Church members expectant as one of the historical churches undergoes renovation.
Published on: 06-21-2023
The downtown traffic likely didn’t even notice the small gathering of visitors, their phones in hand, silently gazing at the bricked-up gable window above the entrance of the old church. But for many Iraqi Seventh-day Adventists the scene is riveting, deeply meaningful.
The visitors were Adventist church leaders from the Middle East and North Africa Union (MENA) based in Beirut, Lebanon. They were led by George Yousif, legal association president of the Adventist Church in Iraq, and the special guests of Yonadem Kanna, a Christian who has served for 26 years in the Iraqi Parliament and is currently secretary-general of the Assyrian Democrat Movement. The church captivating their interest was the Basrah Adventist church, built in 1965 but closed for decades. It is currently being partially refurbished by USAid and Durr Al Iraq Association as a cultural attraction in downtown Basrah.
The group was on a week-long visit that provided Adventist church leaders invaluable exposure to the rich history and current presence of Christianity in Iraq. “With this visit, we were privileged to introduce our Adventist leaders to the leaders of other Christian organizations in our country,” Youssif said. “We are honored to be one of the 14 Christian groups recognized in Iraq, and we value the opportunity to help other Christian leaders understand us better and to explain to them who we are as fellow Christians.”
Raafat Kolta, finance director of the East Mediterranean Region (EMR) of the Adventist Church, noticed the openness of fellow Christians. “I was impressed by the warm, gripping welcome the Christian leaders gave us. All of us together are a very small minority. I felt their support and a longing for us to join them in growing and strengthening our congregations.”
The group was also able to visit Adventist church and school properties in Baghdad, Mosul, Kirkuk, and Irbil. EMR director Darron Boyd shared his own reaction. “For those of us who had only heard of these cities in news reports, our visit gave me a new picture of this beautiful country and the extraordinary impact our Adventist institutions have had in the past. It was impressive. I’ve prayed for an opportunity to visit so many times, and it was more moving than I expected. Just imagine the stories behind each school, church building, hospital room of what God once did here.”
Part of that story is told poignantly at the entrance of the Basrah Adventist church, where the group stood inspecting the soft-brown bricks that blocked the entrance and filled the twelve church windows — all except the peak of each one.

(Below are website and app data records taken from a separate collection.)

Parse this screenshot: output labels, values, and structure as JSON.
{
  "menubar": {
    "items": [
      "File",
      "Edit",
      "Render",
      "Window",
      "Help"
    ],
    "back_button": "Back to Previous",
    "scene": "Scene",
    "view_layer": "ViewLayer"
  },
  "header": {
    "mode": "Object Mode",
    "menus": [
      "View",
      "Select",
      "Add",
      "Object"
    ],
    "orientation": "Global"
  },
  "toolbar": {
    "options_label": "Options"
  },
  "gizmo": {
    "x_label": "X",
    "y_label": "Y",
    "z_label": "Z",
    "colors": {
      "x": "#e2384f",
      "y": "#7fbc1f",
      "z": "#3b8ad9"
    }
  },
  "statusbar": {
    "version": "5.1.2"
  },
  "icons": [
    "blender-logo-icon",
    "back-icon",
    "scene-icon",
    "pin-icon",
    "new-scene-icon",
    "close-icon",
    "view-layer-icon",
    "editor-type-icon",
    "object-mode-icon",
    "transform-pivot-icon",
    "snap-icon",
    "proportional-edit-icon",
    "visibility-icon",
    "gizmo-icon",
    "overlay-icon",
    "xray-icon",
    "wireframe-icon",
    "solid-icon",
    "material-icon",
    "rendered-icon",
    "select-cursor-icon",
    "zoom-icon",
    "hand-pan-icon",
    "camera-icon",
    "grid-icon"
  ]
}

MENA executive secretary Myron Iseminger was moved. “From the little bit of stained glass that we could see of each bricked-up window, I tried to picture the beauty of the full window behind those bricks,” he said. “They say they’re coming down in the renovation; very soon light will shine through! I was struck with the thought — what God has done in this country isn’t visible right now because our churches are dark and empty. But someday soon, His light will shine once again! The investment of the past has not all been lost.”

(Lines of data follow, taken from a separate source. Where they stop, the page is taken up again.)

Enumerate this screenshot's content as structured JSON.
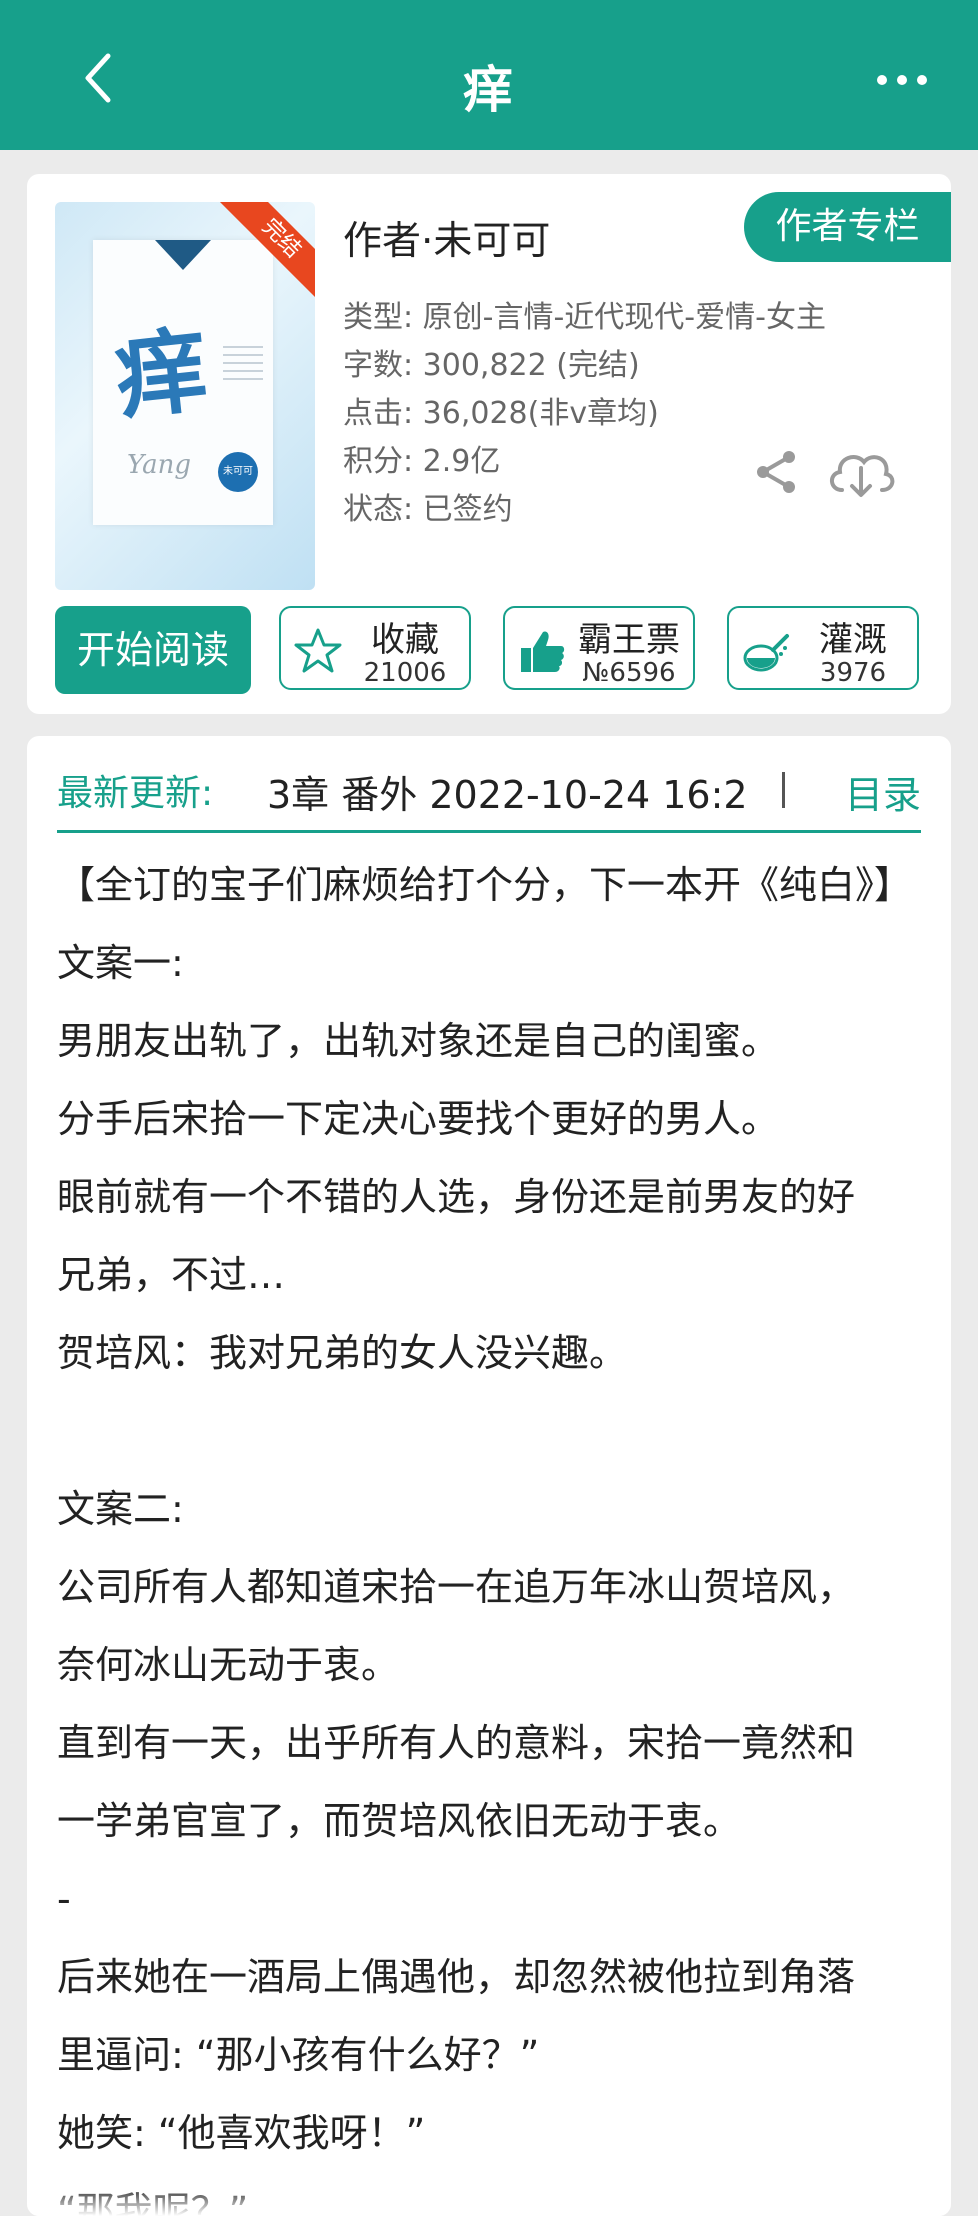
{
  "header": {
    "title": "痒",
    "back_icon": "chevron-left-icon",
    "more_icon": "more-dots-icon"
  },
  "book": {
    "cover": {
      "title_char": "痒",
      "signature": "Yang",
      "seal_text": "未可可",
      "ribbon": "完结"
    },
    "author": "作者·未可可",
    "author_column_button": "作者专栏",
    "type": "类型: 原创-言情-近代现代-爱情-女主",
    "word_count": "字数: 300,822 (完结)",
    "clicks": "点击: 36,028(非v章均)",
    "score": "积分: 2.9亿",
    "status": "状态: 已签约"
  },
  "actions": {
    "start_reading": "开始阅读",
    "favorite": {
      "label": "收藏",
      "count": "21006",
      "icon": "star-icon"
    },
    "bawang": {
      "label": "霸王票",
      "count": "№6596",
      "icon": "thumbs-up-icon"
    },
    "nutrient": {
      "label": "灌溉",
      "count": "3976",
      "icon": "watering-icon"
    }
  },
  "latest": {
    "label": "最新更新:",
    "text": "3章  番外  2022-10-24 16:2",
    "toc": "目录"
  },
  "intro_lines": [
    "【全订的宝子们麻烦给打个分，下一本开《纯白》】",
    "文案一:",
    "男朋友出轨了，出轨对象还是自己的闺蜜。",
    "分手后宋拾一下定决心要找个更好的男人。",
    "眼前就有一个不错的人选，身份还是前男友的好",
    "兄弟，不过…",
    "贺培风：我对兄弟的女人没兴趣。",
    "",
    "文案二:",
    "公司所有人都知道宋拾一在追万年冰山贺培风，",
    "奈何冰山无动于衷。",
    "直到有一天，出乎所有人的意料，宋拾一竟然和",
    "一学弟官宣了，而贺培风依旧无动于衷。",
    "-",
    "后来她在一酒局上偶遇他，却忽然被他拉到角落",
    "里逼问: “那小孩有什么好？”",
    "她笑: “他喜欢我呀！”",
    "“那我呢？”"
  ],
  "colors": {
    "accent": "#17a08b",
    "ribbon": "#e8471f",
    "background": "#ebebeb"
  }
}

From 1946 to 1959 the Dar Al Salam hospital was a nationally famous Adventist medical facility in Baghdad. Dar Al Salam subsequently became the identity also of four large, highly respected Adventist schools that functioned into the late 1970s in Baghdad, Mosul, Basrah, and Kirkuk, all supported by a national membership of nearly 200 Iraqi members.
The Basrah church was built during some of the strongest years of the Iraqi Adventist Church, a striking sanctuary highlighted by exquisite stained-glass windows, each reflecting the beauty and thought that went into all the Adventist churches in Iraq. When the church’s twelve windows were shattered in 1990 during the first Gulf War, Johnny Manassian, a pastor in Iraq and a stained glass artist, offered to re-do them. The massive undertaking began with the help of several Middle East College students who joined him for six months to cut and stain glass, pour lead, and refashion the artwork, though it took years more to complete the whole project.
Eileen Ghali, Manassian’s daughter, remembers the story of the Basrah church windows: “My father understood what the windows represented. He put his whole self into restoring what he could for the future.” As more crises threatened the region, though, the church leaders in Iraq decided to brick each window to protect their unusual beauty and to hold out hope that future generations would be able to worship once again.
The travel freedom now possible represents a meaningful step toward that future as the country opens to both tourists and international professionals. Boyd acknowledged the opportunities: “I saw an unbelievable amount of development and construction everywhere we went. With so much growth and opportunity in the country, I was struck most by the prospect of Adventist medical personnel, engineers, educators, businessmen, and other professionals coming and investing once again in this country, serving the Iraqi people by their professions and by the simple influence of their lives.”
“The sanctuaries that have been silent for years can once again experience worship,” MENA president Rick McEdward said. “Due to war, our churches have sat empty for many years. This is heartbreaking for our Iraqi members around the world to see. Our dream is to reopen them again. We see the possibility. We are praying for people to take an interest in these historic communities, to come and invest their professions and interest in the region. We also need God’s help in providing pastors and workers for these churches so that God’s light can fill them once again.”